Required action:
Your reply should be made up of every line in the records below that holds the string "FTSEMIB".

(Exercise materials begins)

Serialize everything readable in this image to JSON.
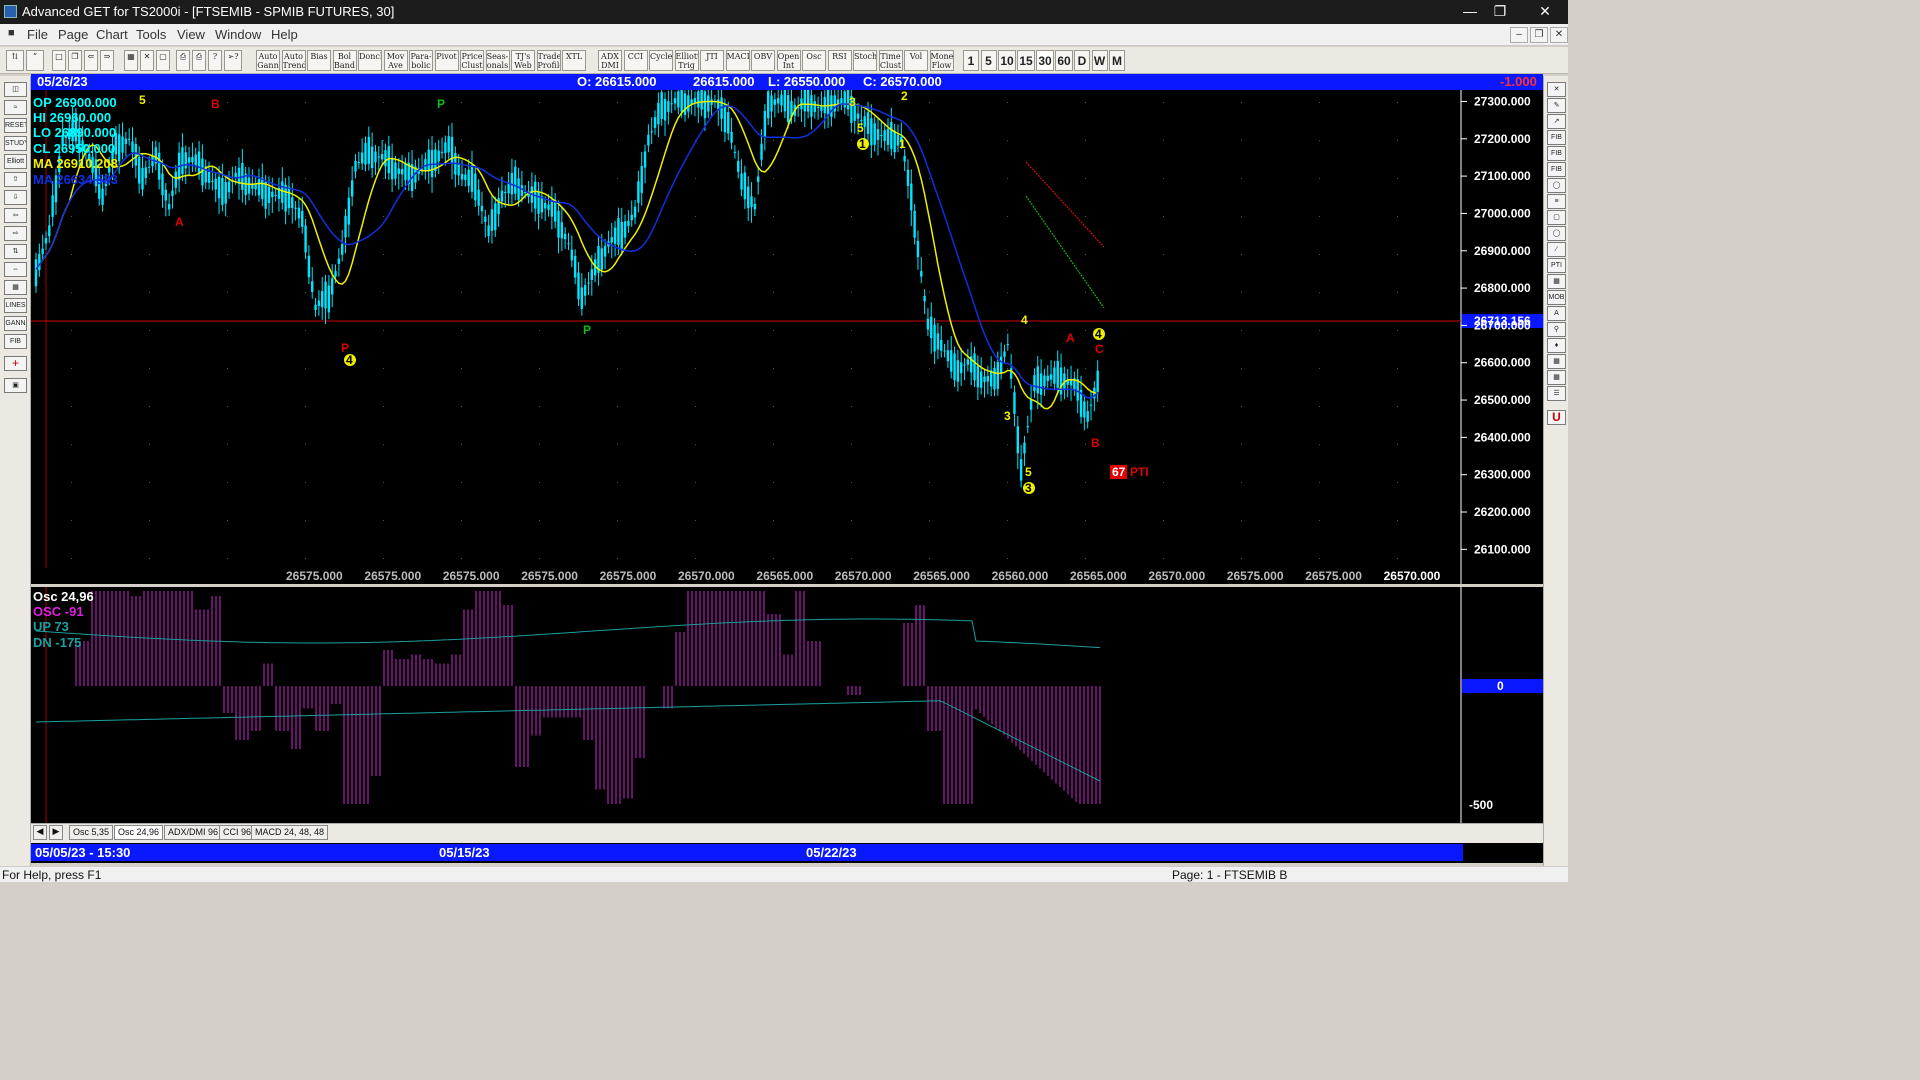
{
  "window": {
    "title": "Advanced GET for TS2000i - [FTSEMIB - SPMIB FUTURES, 30]"
  },
  "menu": [
    "File",
    "Page",
    "Chart",
    "Tools",
    "View",
    "Window",
    "Help"
  ],
  "toolbar": {
    "tools": [
      "Auto Gann",
      "Auto Trend",
      "Bias",
      "Bol Band",
      "Donch",
      "Mov Ave",
      "Para-bolic",
      "Pivot",
      "Price Clust",
      "Seas-onals",
      "TJ's Web",
      "Trade Profile",
      "XTL",
      "ADX DMI",
      "CCI",
      "Cycles",
      "Elliott Trig",
      "JTI",
      "MACD",
      "OBV",
      "Open Int",
      "Osc",
      "RSI",
      "Stoch",
      "Time Clust",
      "Vol",
      "Money Flow"
    ],
    "intervals": [
      "1",
      "5",
      "10",
      "15",
      "30",
      "60",
      "D",
      "W",
      "M"
    ],
    "active_interval": "30"
  },
  "infobar": {
    "date": "05/26/23",
    "open": "O: 26615.000",
    "high": "26615.000",
    "low": "L: 26550.000",
    "close": "C: 26570.000",
    "change": "-1.000"
  },
  "legend": {
    "op": "OP 26900.000",
    "hi": "HI  26960.000",
    "lo": "LO  26890.000",
    "cl": "CL  26950.000",
    "ma1": "MA  26910.208",
    "ma2": "MA  26634.583"
  },
  "price_axis": [
    "27300.000",
    "27200.000",
    "27100.000",
    "27000.000",
    "26900.000",
    "26800.000",
    "26700.000",
    "26600.000",
    "26500.000",
    "26400.000",
    "26300.000",
    "26200.000",
    "26100.000"
  ],
  "price_marker": "26713.156",
  "bottom_values": [
    "26575.000",
    "26575.000",
    "26575.000",
    "26575.000",
    "26575.000",
    "26570.000",
    "26565.000",
    "26570.000",
    "26565.000",
    "26560.000",
    "26565.000",
    "26570.000",
    "26575.000",
    "26575.000",
    "26570.000"
  ],
  "chart_labels": {
    "wave": [
      "5",
      "B",
      "P",
      "A",
      "P",
      "4",
      "P",
      "3",
      "5",
      "2",
      "1",
      "1",
      "4",
      "3",
      "5",
      "3",
      "A",
      "4",
      "C",
      "B"
    ],
    "pti_num": "67",
    "pti": "PTI"
  },
  "osc_legend": {
    "title": "Osc 24,96",
    "osc": "OSC -91",
    "up": "UP   73",
    "dn": "DN   -175"
  },
  "osc_axis": {
    "zero": "0",
    "neg": "-500"
  },
  "tabs": [
    "Osc 5,35",
    "Osc 24,96",
    "ADX/DMI 96",
    "CCI 96",
    "MACD 24, 48, 48"
  ],
  "active_tab": "Osc 24,96",
  "dates": [
    "05/05/23 - 15:30",
    "05/15/23",
    "05/22/23"
  ],
  "status": {
    "help": "For Help, press F1",
    "page": "Page: 1 - FTSEMIB B"
  },
  "chart_data": {
    "type": "line",
    "title": "",
    "ylim": [
      26050,
      27320
    ],
    "price": [
      26850,
      26950,
      27200,
      27220,
      27150,
      27050,
      27180,
      27200,
      27100,
      27150,
      27020,
      27150,
      27140,
      27100,
      27050,
      27100,
      27080,
      27060,
      27050,
      27050,
      26980,
      26750,
      26780,
      26900,
      27130,
      27160,
      27150,
      27120,
      27100,
      27120,
      27150,
      27180,
      27100,
      27080,
      26950,
      27050,
      27080,
      27050,
      27030,
      27000,
      26920,
      26780,
      26850,
      26920,
      26950,
      27000,
      27200,
      27280,
      27300,
      27300,
      27300,
      27300,
      27250,
      27080,
      27020,
      27300,
      27300,
      27280,
      27300,
      27280,
      27300,
      27300,
      27250,
      27220,
      27200,
      27200,
      26980,
      26700,
      26650,
      26580,
      26600,
      26560,
      26550,
      26650,
      26320,
      26540,
      26560,
      26560,
      26540,
      26460,
      26570
    ]
  }
}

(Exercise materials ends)

Answer:
    "title": "Advanced GET for TS2000i - [FTSEMIB - SPMIB FUTURES, 30]"
    "page": "Page: 1 - FTSEMIB B"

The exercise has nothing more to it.